Teamwork. We’ve learned about it since kindergarten with that giant colored parachute (two minutes in. Thanks, Barney.) Ever since I was younger I’ve been on sports teams that encouraged working together to come out on top. But, if you’re like me, when it came to high school and college group projects, I was sometimes willing to throw my hands in the air some days and do it myself, writing my partners’ names on the projects and calling it a day.
I quickly learned that in the real world this can’t usually happen, especially in agency life. Am I supposed to work with the client on media relations for a new product, design a brochure, write a white paper, create a website and then develop a social strategy by myself? Absolutely not. That is why it’s just as important to maintain and grow relationships internally as it is with your clients.

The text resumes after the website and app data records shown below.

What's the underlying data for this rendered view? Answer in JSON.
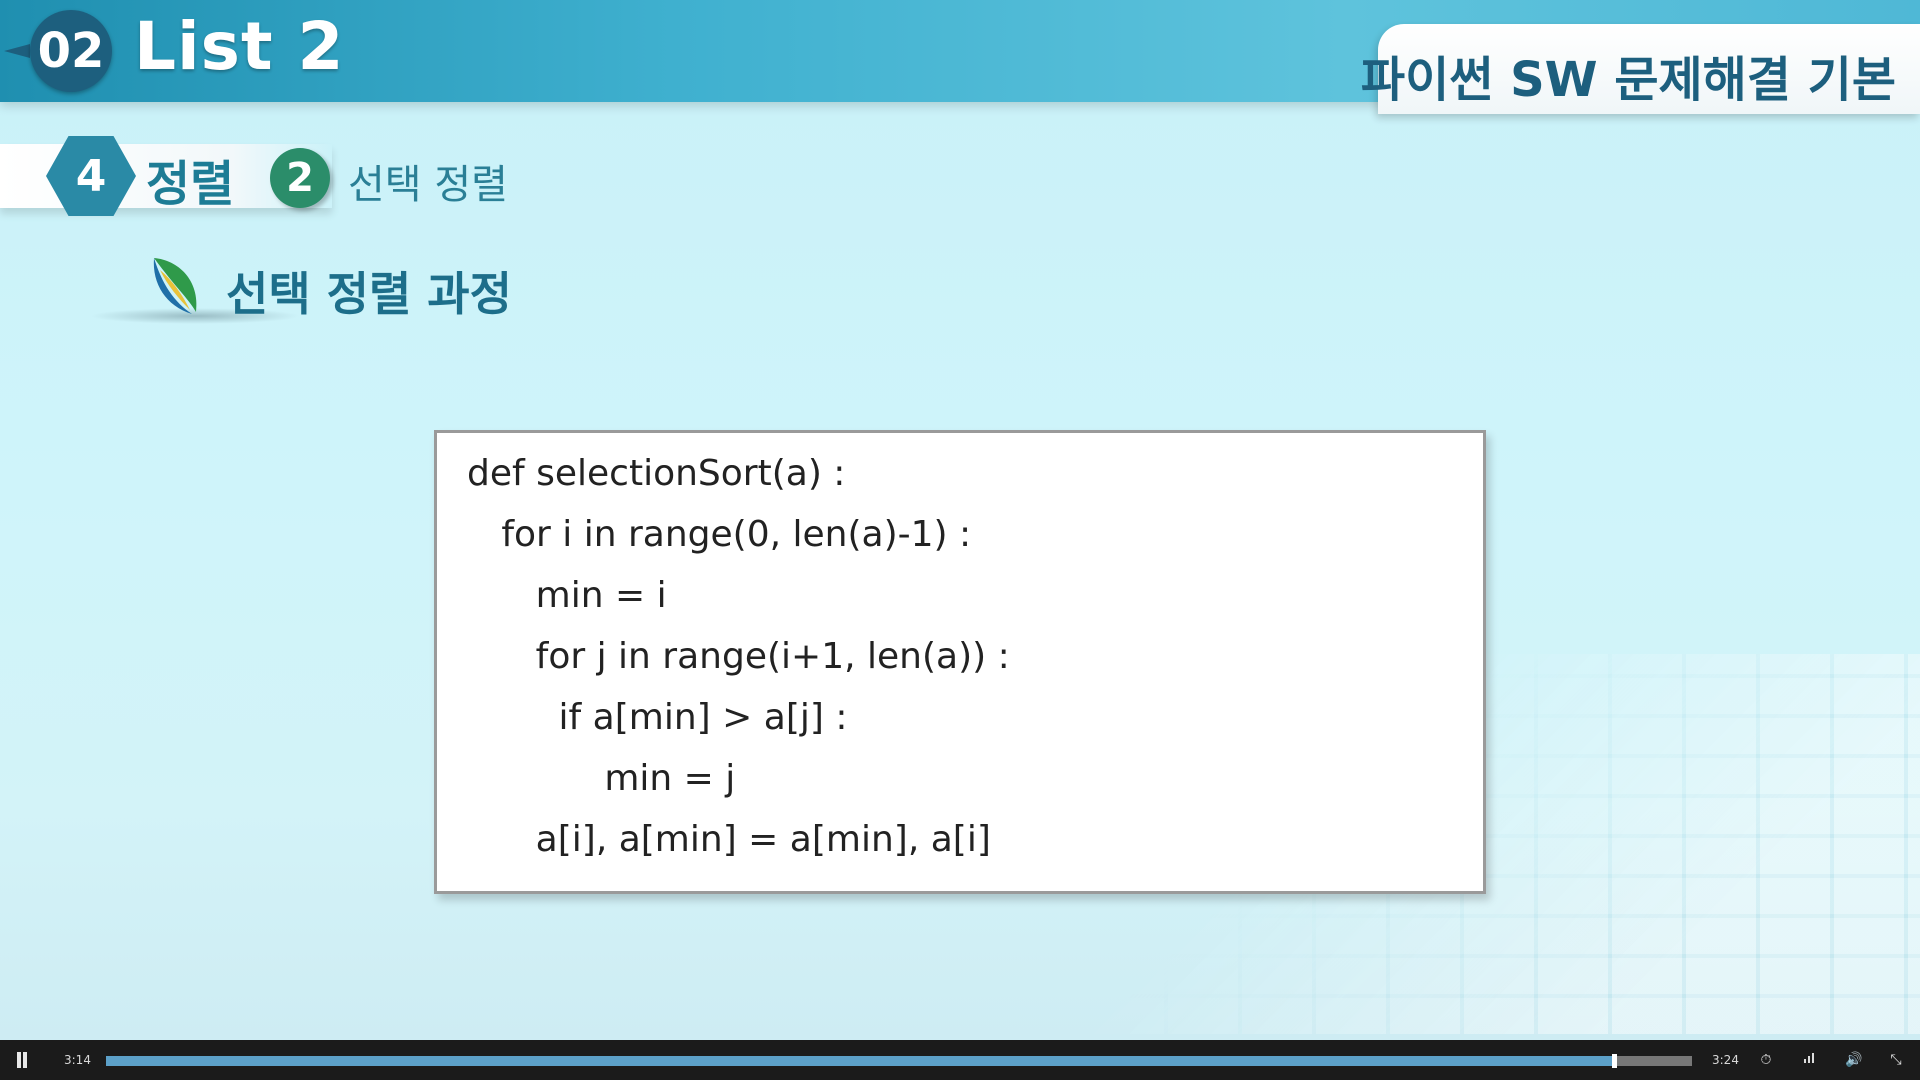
{
  "header": {
    "chapter_number": "02",
    "chapter_title": "List 2",
    "course_title": "파이썬 SW 문제해결 기본"
  },
  "section": {
    "number": "4",
    "label": "정렬",
    "sub_number": "2",
    "sub_label": "선택 정렬"
  },
  "heading": "선택 정렬 과정",
  "code": {
    "lines": [
      "def selectionSort(a) :",
      "   for i in range(0, len(a)-1) :",
      "      min = i",
      "      for j in range(i+1, len(a)) :",
      "        if a[min] > a[j] :",
      "            min = j",
      "      a[i], a[min] = a[min], a[i]"
    ]
  },
  "player": {
    "current_time": "3:14",
    "total_time": "3:24",
    "progress_fraction": 0.951,
    "icons": [
      "pause-icon",
      "speed-icon",
      "quality-icon",
      "volume-icon",
      "fullscreen-exit-icon"
    ]
  },
  "colors": {
    "banner": "#3fb0cf",
    "chapter_circle": "#1d5f7e",
    "hex_badge": "#2a8aa6",
    "sub_circle": "#2b8d6a",
    "progress": "#5ca0c8"
  }
}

Know Your Client, and Make Sure Everyone Else Does, Too
Account Service is the main valve to the heart of the client in terms of communication, but it’s imperative for everyone else who touches various projects to understand them, as well. What do they like? What words do they not like to use? Who are their competitors? Have a kick-off meeting to make sure everyone is aware and on the same page. When everyone encompasses this knowledge it makes the process a heck of a lot easier.
Ideas Can Come From Anywhere
When the client comes to Account Service and needs some ideas, try and get everyone involved. Some of the best ideas have come from the AKHIA conference room with everyone bouncing and (loudly) shouting ideas at each other. Inspiration can come from unlikely places, so don’t discount someone from the Content or Social department when the client simply asked for ideas on a designed piece.
Use Your Interns
Obviously I’m being biased, but our interns pretty much rock. They’re here to learn, and teams need to put their trust in them and—just like any other job—teach them through their mistakes. Many of us here at AKHIA (myself included) originally started as an intern or in a contracted position. When you’re assigning and placing trust, it helps them grow. It also helps you with your mentoring skills, not to mention workload.
You’re Not Always Right
Trust me, you’re not. You could be set on not sharing a concept or idea with the client because you KNOW them. It’s too out-of-the-box. It’s too modern. It’s not exactly what they asked for. But if you don’t show them, they’ll never have the chance to tell you these things. Just because they didn’t think of it doesn’t mean they won’t want it. Have you ever walked into a store set on purchasing something and left with something completely unexpected, feeling just as happy? Give other teams in the agency the opportunity to showcase their unexpected, and you can come out delightfully surprising not only the clients, but the whole agency.
What do you think is important to maintain teamwork in the office?